As a result of his career in government, Daniel Rodgers, the Princeton historian whose Atlantic Crossings is a touchstone of transatlantic history puts Lohmann in the company of William Beveridge, the major intellectual architect of the postwar British welfare state, the Stockholm economists of the 1930s, and Franklin D. Roosevelt's "brain trust" who shaped the New Deal. Rodgers terms Lohmann the "framer of Bismarck's initial social insurance proposals."[10]

Lohmann's role in church social action

After he left the Prussian administration Theodor Lohmann immersed himself in supporting the Inner Mission and traditional missionary work, among other things in the Gesellschaft zur Beförderung des Christentums unter den Juden("Society for the Advancement of Christianity among the Jews"). He served as the society's president from 1876 to 1898. Lohmann also worked for the Gesellschaft zur Beförderung der evangelischen Missionen unter den Heiden ("Society for the Advancement of the Evangelisch Missions among Unbelievers"). In 1880 Lohmann had become a member of theCentral-Ausschuß für die innere Mission der deutschen evangelischen Kirche ("Central Committee for the Inner Mission of the German Evangelisch Church"). He remained its member until his death in 1905.

In 1885 Lohmann wrote the report of the General Committee of the Inner Mission entitled Die Aufgabe der Kirche und inrer inneren Mission gegenüber den wirtschaftlichen und gesellschaftlichen Kämpfen der Gegenwart (The Function of the Church and its Internal Mission in relation to the Present Economic and Social Conflicts). According to Gordon Craig, this volume "anticipated much that was to be said six years later in (Pope) Leo XIII's Rerum novarum, and the outstanding Christian Social reformer of the next generation, Frederick Naumann. [11]
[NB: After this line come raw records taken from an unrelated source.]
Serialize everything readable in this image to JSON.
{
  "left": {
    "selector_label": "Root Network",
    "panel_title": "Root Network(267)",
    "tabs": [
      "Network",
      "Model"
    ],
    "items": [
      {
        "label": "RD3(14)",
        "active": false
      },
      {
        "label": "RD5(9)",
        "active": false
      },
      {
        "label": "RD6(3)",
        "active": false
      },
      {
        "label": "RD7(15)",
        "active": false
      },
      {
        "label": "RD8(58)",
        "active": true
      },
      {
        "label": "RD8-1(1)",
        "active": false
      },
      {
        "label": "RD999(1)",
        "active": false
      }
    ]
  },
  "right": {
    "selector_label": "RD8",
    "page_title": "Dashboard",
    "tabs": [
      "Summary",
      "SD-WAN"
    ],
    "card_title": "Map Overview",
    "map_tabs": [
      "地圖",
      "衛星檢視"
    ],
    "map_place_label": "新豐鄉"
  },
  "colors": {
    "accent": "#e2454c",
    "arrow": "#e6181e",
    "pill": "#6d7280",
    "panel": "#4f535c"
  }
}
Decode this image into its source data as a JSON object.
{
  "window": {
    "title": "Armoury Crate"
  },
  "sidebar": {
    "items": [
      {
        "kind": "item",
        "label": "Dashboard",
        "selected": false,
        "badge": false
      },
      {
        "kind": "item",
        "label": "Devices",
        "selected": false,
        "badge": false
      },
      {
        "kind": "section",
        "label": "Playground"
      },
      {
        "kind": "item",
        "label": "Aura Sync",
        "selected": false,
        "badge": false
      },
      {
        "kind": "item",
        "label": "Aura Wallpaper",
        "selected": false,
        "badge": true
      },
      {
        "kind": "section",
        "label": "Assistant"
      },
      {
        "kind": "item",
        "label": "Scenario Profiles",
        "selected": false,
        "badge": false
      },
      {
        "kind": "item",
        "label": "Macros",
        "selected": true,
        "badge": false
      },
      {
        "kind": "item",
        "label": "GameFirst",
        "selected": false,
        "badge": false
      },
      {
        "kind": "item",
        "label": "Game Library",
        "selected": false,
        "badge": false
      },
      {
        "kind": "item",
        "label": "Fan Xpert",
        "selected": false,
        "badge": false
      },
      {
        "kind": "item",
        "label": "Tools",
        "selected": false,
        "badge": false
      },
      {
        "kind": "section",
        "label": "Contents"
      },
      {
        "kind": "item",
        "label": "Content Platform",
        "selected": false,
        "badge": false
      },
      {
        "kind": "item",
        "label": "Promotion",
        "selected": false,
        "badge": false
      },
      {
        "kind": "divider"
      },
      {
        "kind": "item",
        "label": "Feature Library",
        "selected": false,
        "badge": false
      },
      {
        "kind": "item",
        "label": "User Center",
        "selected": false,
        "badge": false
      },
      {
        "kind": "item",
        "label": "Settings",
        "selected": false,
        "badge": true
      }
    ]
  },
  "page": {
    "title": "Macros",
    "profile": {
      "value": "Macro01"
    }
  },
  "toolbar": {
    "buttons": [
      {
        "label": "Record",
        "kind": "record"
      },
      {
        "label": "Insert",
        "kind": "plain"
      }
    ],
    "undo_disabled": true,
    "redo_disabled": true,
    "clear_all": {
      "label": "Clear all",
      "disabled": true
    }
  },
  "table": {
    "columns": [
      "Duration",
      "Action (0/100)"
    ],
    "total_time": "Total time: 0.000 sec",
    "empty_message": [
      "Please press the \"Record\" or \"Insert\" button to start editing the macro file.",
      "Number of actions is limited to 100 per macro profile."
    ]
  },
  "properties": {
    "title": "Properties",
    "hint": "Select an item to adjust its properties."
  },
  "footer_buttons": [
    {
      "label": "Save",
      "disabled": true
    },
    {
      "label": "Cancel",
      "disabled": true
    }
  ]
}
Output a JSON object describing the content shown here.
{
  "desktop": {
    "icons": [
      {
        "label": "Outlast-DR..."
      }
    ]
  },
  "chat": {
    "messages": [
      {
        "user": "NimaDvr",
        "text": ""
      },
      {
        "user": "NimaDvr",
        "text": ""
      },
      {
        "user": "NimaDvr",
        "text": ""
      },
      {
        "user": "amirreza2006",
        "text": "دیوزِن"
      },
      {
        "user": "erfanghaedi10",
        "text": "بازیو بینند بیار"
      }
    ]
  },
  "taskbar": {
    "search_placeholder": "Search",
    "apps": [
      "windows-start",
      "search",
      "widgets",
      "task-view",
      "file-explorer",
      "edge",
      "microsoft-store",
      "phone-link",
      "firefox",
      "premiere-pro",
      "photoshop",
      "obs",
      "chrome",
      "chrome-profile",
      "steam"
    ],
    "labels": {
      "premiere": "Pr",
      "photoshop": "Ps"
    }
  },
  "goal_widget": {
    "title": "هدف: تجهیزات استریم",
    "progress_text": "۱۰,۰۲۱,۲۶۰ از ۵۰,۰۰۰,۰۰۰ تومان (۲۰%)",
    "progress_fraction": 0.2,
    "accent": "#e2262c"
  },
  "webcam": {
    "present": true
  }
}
After Bismarck's departure from his position as German chancellor in 1890 Lohmann was re-assigned by the new Minister of Trade, Hans Hermann Freiherr von Berlepsch, to further extend the German worker legislation. One of his responsibilities during his first year was the planning and execution of the International Conference on Protection of Workers held in Berlin. He was subsequently involved in a further amendment of the German Trade, Commerce and Industry Regulation Act, which brought new improvements for the workers, e.g. the prohibition of nightwork for women and young people. After several promotions Lohmann was appointed director of the trade department in the Ministry of Trade in 1900. In 1904, on the occasion of his fiftieth anniversary of administrative service, he was presented with theWilhelmsorden, an award for special sociopolitical contributions.

Theodor Lohmann died on August 31, 1905 at the age of seventy-three in Tabartz, Thuringia. Despite his substantial contributions to the German social security system and the protection of German workers, Lohmann and his social reforms remain to this day in the shadow of Bismarck and his politics.


  1. The English translation as "deaconry" would be inaccurate, since in Germany Diakonie is also a lay diaconate, i.e. religious service of reconciliation in the world combining the word of faith and the action of love. Its aims are said to include: a) furthering ecumenical relationships among diaconal associations and diaconal communities; b) reflecting on the nature and task of diaconia in the Biblical sense; c) furthering a sense of diaconia in churches and congregations; d) strengthening fellowship among members to render mutual help and undertake common tasks.
  2. For those interested in pursuing the question, all of the most recently published work in the bibliography is germane to this question.
  3. 3.0 3.1 Thomas Nipperdey, Deutsche Geschichte 1866–1918. Erster Band: Arbeitswelt und Bürgergeist, München 1990 (Beck), p. 341 sq. & p. 346 sq., ISBN 3-406-34453-4
  4. Gordon Craig, Germany: 1866-1945 (New York: Oxford University Press, 1978), 263.
  5. Craig, op.cit. p. 263)
  6. Craig, op. cit., p. 265.
  7. Craig, op. cit., p. 262
  8. 8.0 8.1 Hansjoachim Henning, Florian Tennstedt, Peter Rassow & Karl E. Born, Quellensammlung zur Geschichte der deutschen Sozialpolitik 1867 bis 1914, Section II, Vol. 2, Part 1, Darmstadt 1978/2004 (Wissenschaftliche Buchgesellschaft), pp. 377 & 382
  9. Craig, op. cit., p. 263
  10. Daniel Rodgers, Atlantic Crossings (Cambridge: Harvard University Press. 1998), 25.
  11. Craig, op. cit., p. 185.